Uninvited Thanksgiving Day Guests
Thanksgiving should be a joyous time with friends and family. We share a delicious meal and reflect upon our gratitude for the year gone by and the one to come. Unfortunately, the meal can be ruined by physical problems caused by overeating, over indulging and over expectations. Many of my patients come to my New York City naturopathic office the week after with many regrets rather than gratitudes. The good thing is that we can avoid some of these discomforts and still eat our pumpkin pie too.
Listening to Cousin Bill go on and on about his stock investments, isn't the only reason you have a headache. One of the main culprits of headaches around holiday eating is tannins. Tannins are found in spices like cinnamon, clove, and chocolate but probably your main source is red wine. Research has shown that tannins trigger changes in serotonin levels, which can lead to headaches. In addition, they increase the release of prostaglandins, inflammatory compounds, which have been shown to induce headaches. Red wine is high also in histamines and tyramine. If you don't want to avoid wine all together, make sure to stay hydrated, having a glass of water for every glass of wine. You may also consider switching to white wine which has less tannins since the skins are removed during the fermentation process. Using natural antihistamine like freeze dried nettles before hand may be helpful. If you already have a headache, some natural pain relievers include turmeric and ginger, inhaling essential oils of peppermint and eucalyptus or try this , which will be sure to be a party favorite.
The burning in your chest, abdominal pain, and burping of acid reflux can really ruin your night. When we eat large portions in one sitting and don't properly chew our food, we can end up in pain. This is made worse at Thanksgiving because we tend to eat more foods such as greasy and spicy foods, coffee, chocolate, and alcohol that lower the lower esphogeal spincter. To prevent this, chew food thoroughly rather than inhaling your food (you will probably consume less as well). Also resist the urge to lie down on the couch in a food comma and take a walk instead. If you do get symptoms, don't reach for antacids as you need stomach acid to break down food. In fact, reflux is often associated with low stomach acid, which causes the sphincter to relax. Better choices are drinking digestive supporting teas such as chamomile, fennel and ginger or having some apple cider vinegar before your meal. Apple cider vinegar has been shown to calm the stomach and can help with digestion and to relieve symptoms quickly.
"I can't fit into my Jeansitis"

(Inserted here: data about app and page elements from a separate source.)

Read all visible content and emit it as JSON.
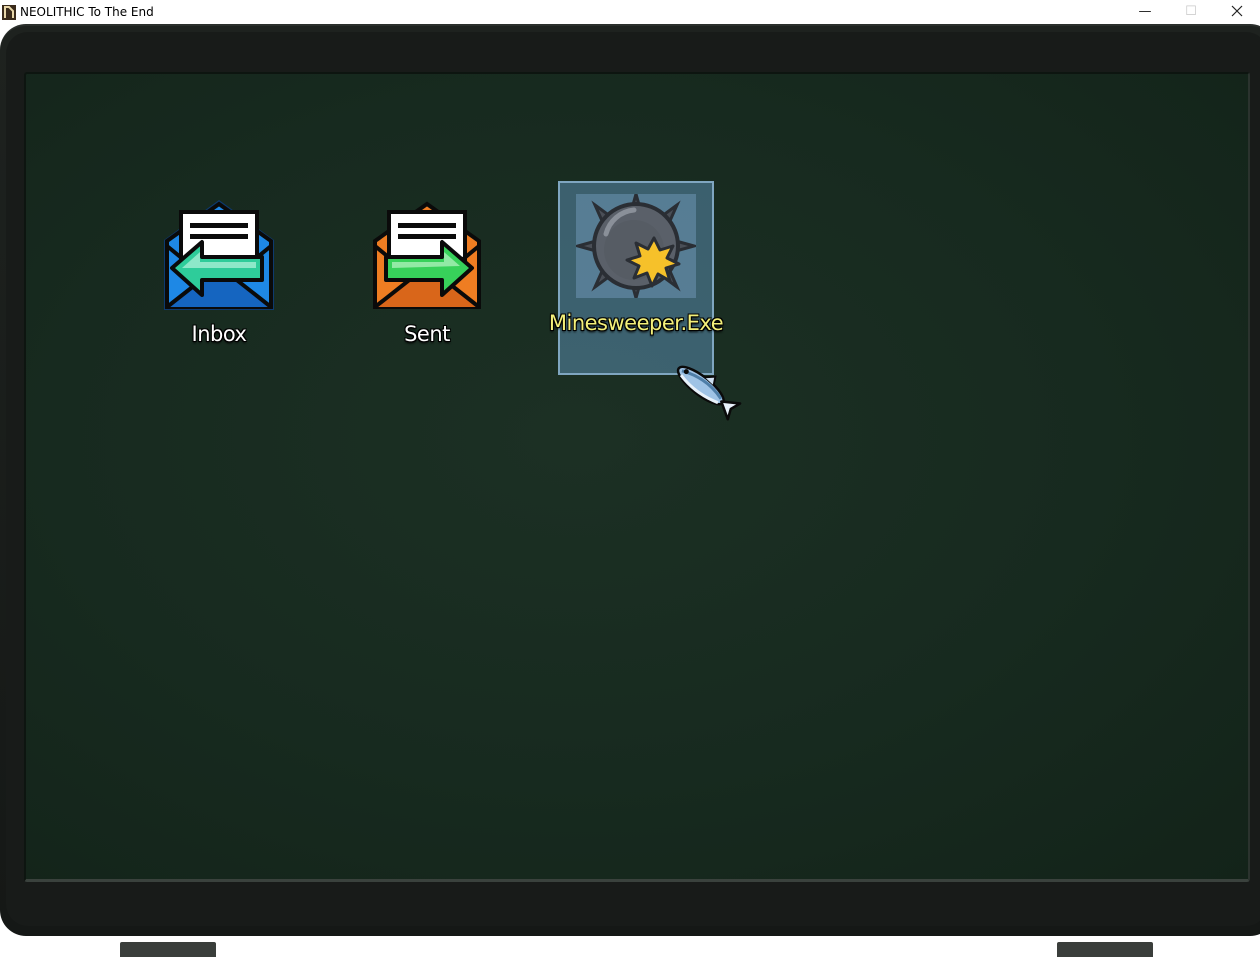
{
  "window": {
    "title": "NEOLITHIC To The End",
    "minimize_glyph": "—",
    "maximize_glyph": "☐"
  },
  "desktop": {
    "icons": [
      {
        "label": "Inbox",
        "icon": "mail-inbox-icon",
        "color": "#1e88e5",
        "arrow_color": "#2ecc9a"
      },
      {
        "label": "Sent",
        "icon": "mail-sent-icon",
        "color": "#ef7d22",
        "arrow_color": "#37d15a"
      },
      {
        "label": "Minesweeper.Exe",
        "icon": "mine-bomb-icon",
        "selected": true
      }
    ]
  },
  "cursor": {
    "icon": "fish-cursor-icon"
  },
  "colors": {
    "screen": "#172a1f",
    "bezel": "#181b19",
    "selection": "#5a8caf",
    "selected_label": "#f3f07a"
  }
}
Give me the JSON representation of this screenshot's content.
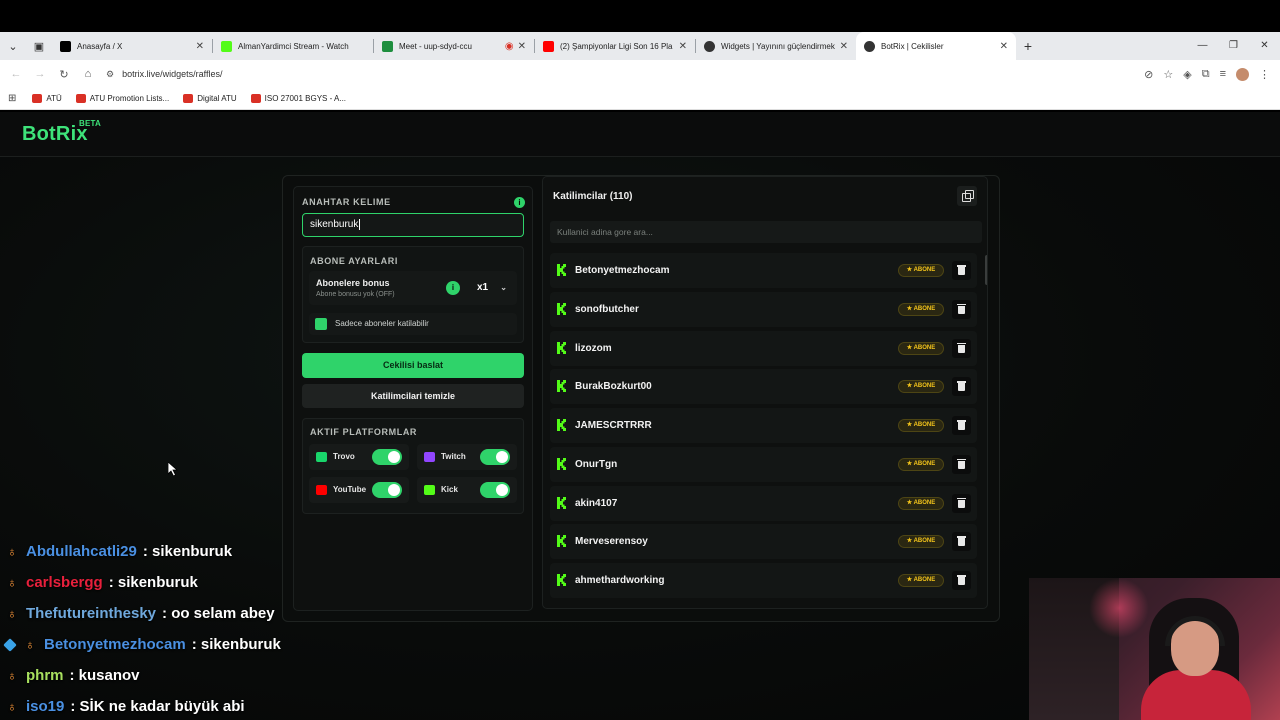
{
  "browser": {
    "tabs": [
      {
        "title": "Anasayfa / X",
        "favicon_color": "#000000"
      },
      {
        "title": "AlmanYardimci Stream - Watch",
        "favicon_color": "#53fc18"
      },
      {
        "title": "Meet - uup-sdyd-ccu",
        "favicon_color": "#00897b"
      },
      {
        "title": "(2) Şampiyonlar Ligi Son 16 Pla",
        "favicon_color": "#ff0000"
      },
      {
        "title": "Widgets | Yayınını güçlendirmek",
        "favicon_color": "#222222"
      },
      {
        "title": "BotRix | Cekilisler",
        "favicon_color": "#222222"
      }
    ],
    "url": "botrix.live/widgets/raffles/",
    "bookmarks": [
      "ATÜ",
      "ATU Promotion Lists...",
      "Digital ATU",
      "ISO 27001 BGYS - A..."
    ]
  },
  "site": {
    "logo": "BotRix",
    "logo_tag": "BETA",
    "accent_color": "#2fd36a"
  },
  "raffle": {
    "keyword_title": "ANAHTAR KELIME",
    "keyword_value": "sikenburuk",
    "sub_settings_title": "ABONE AYARLARI",
    "bonus_label": "Abonelere bonus",
    "bonus_desc": "Abone bonusu yok (OFF)",
    "bonus_multiplier": "x1",
    "only_subs_label": "Sadece aboneler katilabilir",
    "only_subs_checked": true,
    "start_button": "Cekilisi baslat",
    "clear_button": "Katilimcilari temizle",
    "platforms_title": "AKTIF PLATFORMLAR",
    "platforms": [
      {
        "name": "Trovo",
        "enabled": true,
        "icon": "trovo-icon",
        "color": "#19d66b"
      },
      {
        "name": "Twitch",
        "enabled": true,
        "icon": "twitch-icon",
        "color": "#9146ff"
      },
      {
        "name": "YouTube",
        "enabled": true,
        "icon": "youtube-icon",
        "color": "#ff0000"
      },
      {
        "name": "Kick",
        "enabled": true,
        "icon": "kick-icon",
        "color": "#53fc18"
      }
    ]
  },
  "participants": {
    "title": "Katilimcilar (110)",
    "search_placeholder": "Kullanici adina gore ara...",
    "badge_label": "ABONE",
    "items": [
      "Betonyetmezhocam",
      "sonofbutcher",
      "lizozom",
      "BurakBozkurt00",
      "JAMESCRTRRR",
      "OnurTgn",
      "akin4107",
      "Merveserensoy",
      "ahmethardworking"
    ]
  },
  "chat": [
    {
      "user": "Abdullahcatli29",
      "color": "#4a90e2",
      "text": ": sikenburuk",
      "cube": false
    },
    {
      "user": "carlsbergg",
      "color": "#e8203c",
      "text": ": sikenburuk",
      "cube": false
    },
    {
      "user": "Thefutureinthesky",
      "color": "#6fa8dc",
      "text": ": oo selam abey",
      "cube": false
    },
    {
      "user": "Betonyetmezhocam",
      "color": "#4a90e2",
      "text": ": sikenburuk",
      "cube": true
    },
    {
      "user": "phrm",
      "color": "#a8e05f",
      "text": ": kusanov",
      "cube": false
    },
    {
      "user": "iso19",
      "color": "#4a90e2",
      "text": ": SİK ne kadar büyük abi",
      "cube": false
    }
  ]
}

The likelihood you actually gained ten pounds after one meal is not very likely. You would have had to consume 30,000 calories, which is more than if you ate the whole turkey and pumpkin pie. Pre and post holiday snacking at the office and social events are partly to blame. But the largest contributor to holiday weight is probably water retention. The abundance of high sodium foods such as chips, cheese, processed foods, and deli meats cause us to retain more water. Besides practicing moderation in eating these foods, having more high potassium foods like fresh fruits and vegetables can help. It is also important that we stay hydrated and avoid over consuming alcoholic and caffeinated beverages. Moving is also helpful. One of the best exercises for fluid balance is probably yoga especially gentle inversion like legs up the wall.